[WHAT THE TASK ASKS]
Your job is to return every line in the data holding the string "Delete".

[DATA FOR THIS TASK]

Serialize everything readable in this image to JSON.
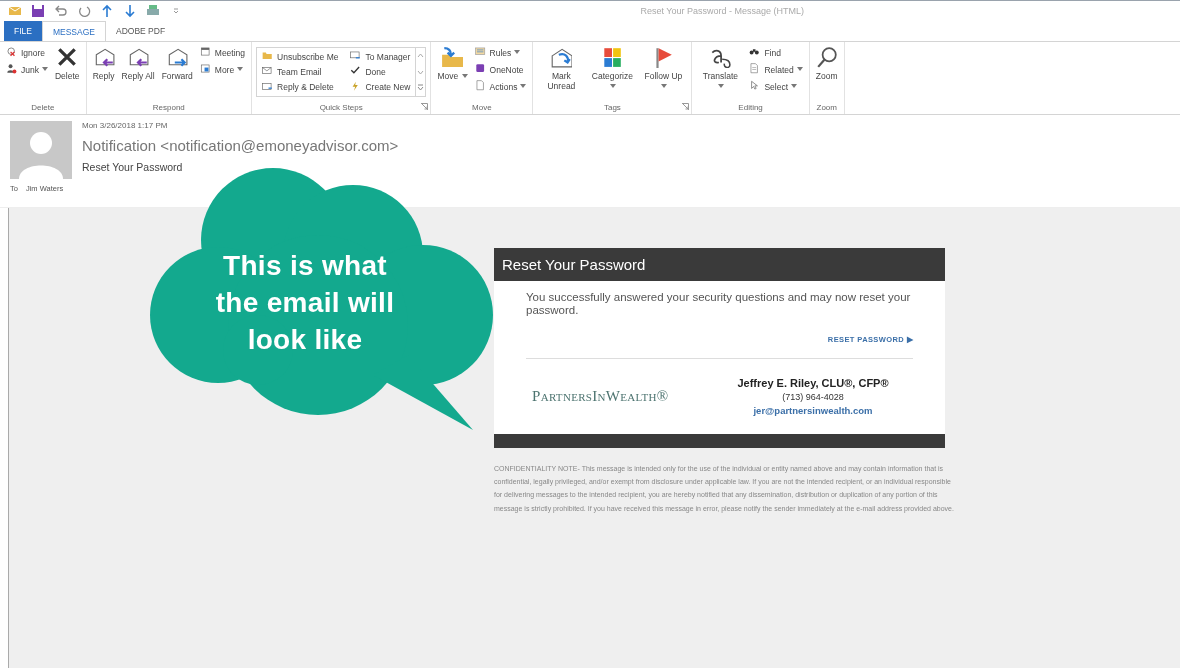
{
  "window": {
    "title": "Reset Your Password - Message (HTML)"
  },
  "tabs": [
    {
      "label": "FILE",
      "kind": "file",
      "selected": false
    },
    {
      "label": "MESSAGE",
      "kind": "tab",
      "selected": true
    },
    {
      "label": "ADOBE PDF",
      "kind": "tab",
      "selected": false
    }
  ],
  "ribbon": {
    "groups": [
      {
        "label": "Delete",
        "launcher": false,
        "items": [
          {
            "kind": "small",
            "label": "Ignore",
            "dropdown": false
          },
          {
            "kind": "small",
            "label": "Junk",
            "dropdown": true
          },
          {
            "kind": "large",
            "label": "Delete",
            "dropdown": false
          }
        ]
      },
      {
        "label": "Respond",
        "launcher": false,
        "items": [
          {
            "kind": "large",
            "label": "Reply",
            "dropdown": false
          },
          {
            "kind": "large",
            "label": "Reply All",
            "dropdown": false
          },
          {
            "kind": "large",
            "label": "Forward",
            "dropdown": false
          },
          {
            "kind": "small",
            "label": "Meeting",
            "dropdown": false
          },
          {
            "kind": "small",
            "label": "More",
            "dropdown": true
          }
        ]
      },
      {
        "label": "Quick Steps",
        "launcher": true,
        "items": [
          {
            "kind": "gallery",
            "label": "Unsubscribe Me"
          },
          {
            "kind": "gallery",
            "label": "Team Email"
          },
          {
            "kind": "gallery",
            "label": "Reply & Delete"
          },
          {
            "kind": "gallery",
            "label": "To Manager"
          },
          {
            "kind": "gallery",
            "label": "Done"
          },
          {
            "kind": "gallery",
            "label": "Create New"
          }
        ]
      },
      {
        "label": "Move",
        "launcher": false,
        "items": [
          {
            "kind": "large",
            "label": "Move",
            "dropdown": true
          },
          {
            "kind": "small",
            "label": "Rules",
            "dropdown": true
          },
          {
            "kind": "small",
            "label": "OneNote",
            "dropdown": false
          },
          {
            "kind": "small",
            "label": "Actions",
            "dropdown": true
          }
        ]
      },
      {
        "label": "Tags",
        "launcher": true,
        "items": [
          {
            "kind": "large",
            "label": "Mark Unread",
            "dropdown": false
          },
          {
            "kind": "large",
            "label": "Categorize",
            "dropdown": true
          },
          {
            "kind": "large",
            "label": "Follow Up",
            "dropdown": true
          }
        ]
      },
      {
        "label": "Editing",
        "launcher": false,
        "items": [
          {
            "kind": "large",
            "label": "Translate",
            "dropdown": true
          },
          {
            "kind": "small",
            "label": "Find",
            "dropdown": false
          },
          {
            "kind": "small",
            "label": "Related",
            "dropdown": true
          },
          {
            "kind": "small",
            "label": "Select",
            "dropdown": true
          }
        ]
      },
      {
        "label": "Zoom",
        "launcher": false,
        "items": [
          {
            "kind": "large",
            "label": "Zoom",
            "dropdown": false
          }
        ]
      }
    ]
  },
  "header": {
    "date": "Mon 3/26/2018 1:17 PM",
    "sender": "Notification <notification@emoneyadvisor.com>",
    "subject": "Reset Your Password",
    "to_label": "To",
    "to": "Jim Waters"
  },
  "callout": {
    "lines": [
      "This is what",
      "the email will",
      "look like"
    ]
  },
  "email": {
    "title": "Reset Your Password",
    "body": "You successfully answered your security questions and may now reset your password.",
    "link": "RESET PASSWORD ▶",
    "logo": "PartnersInWealth®",
    "signature_name": "Jeffrey E. Riley, CLU®, CFP®",
    "phone": "(713) 964-4028",
    "signature_email": "jer@partnersinwealth.com"
  },
  "confidentiality": "CONFIDENTIALITY NOTE- This message is intended only for the use of the individual or entity named above and may contain information that is confidential, legally privileged, and/or exempt from disclosure under applicable law. If you are not the intended recipient, or an individual responsible for delivering messages to the intended recipient, you are hereby notified that any dissemination, distribution or duplication of any portion of this message is strictly prohibited. If you have received this message in error, please notify the sender immediately at the e-mail address provided above."
}
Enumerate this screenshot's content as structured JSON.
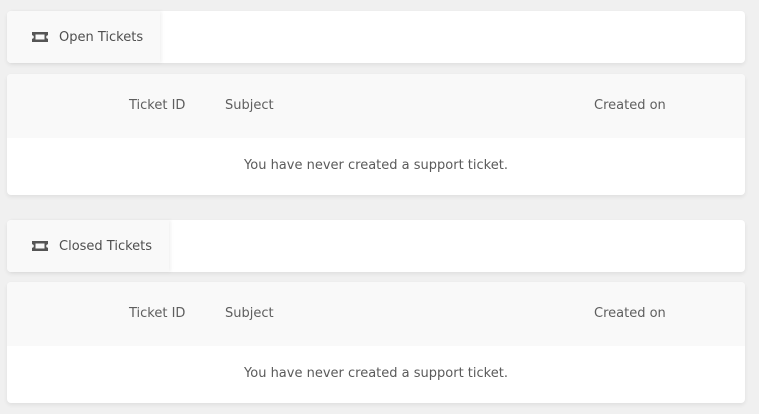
{
  "open_section": {
    "tab_label": "Open Tickets",
    "tab_icon": "ticket-icon",
    "columns": [
      "Ticket ID",
      "Subject",
      "Created on"
    ],
    "empty_message": "You have never created a support ticket."
  },
  "closed_section": {
    "tab_label": "Closed Tickets",
    "tab_icon": "ticket-icon",
    "columns": [
      "Ticket ID",
      "Subject",
      "Created on"
    ],
    "empty_message": "You have never created a support ticket."
  },
  "colors": {
    "page_background": "#f0f0f0",
    "card_background": "#ffffff",
    "header_background": "#f9f9f9",
    "icon_color": "#555555"
  }
}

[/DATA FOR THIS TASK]

[RESULT OF THIS EXERCISE]
        "label": "Delete",
            "label": "Delete",
            "label": "Reply & Delete"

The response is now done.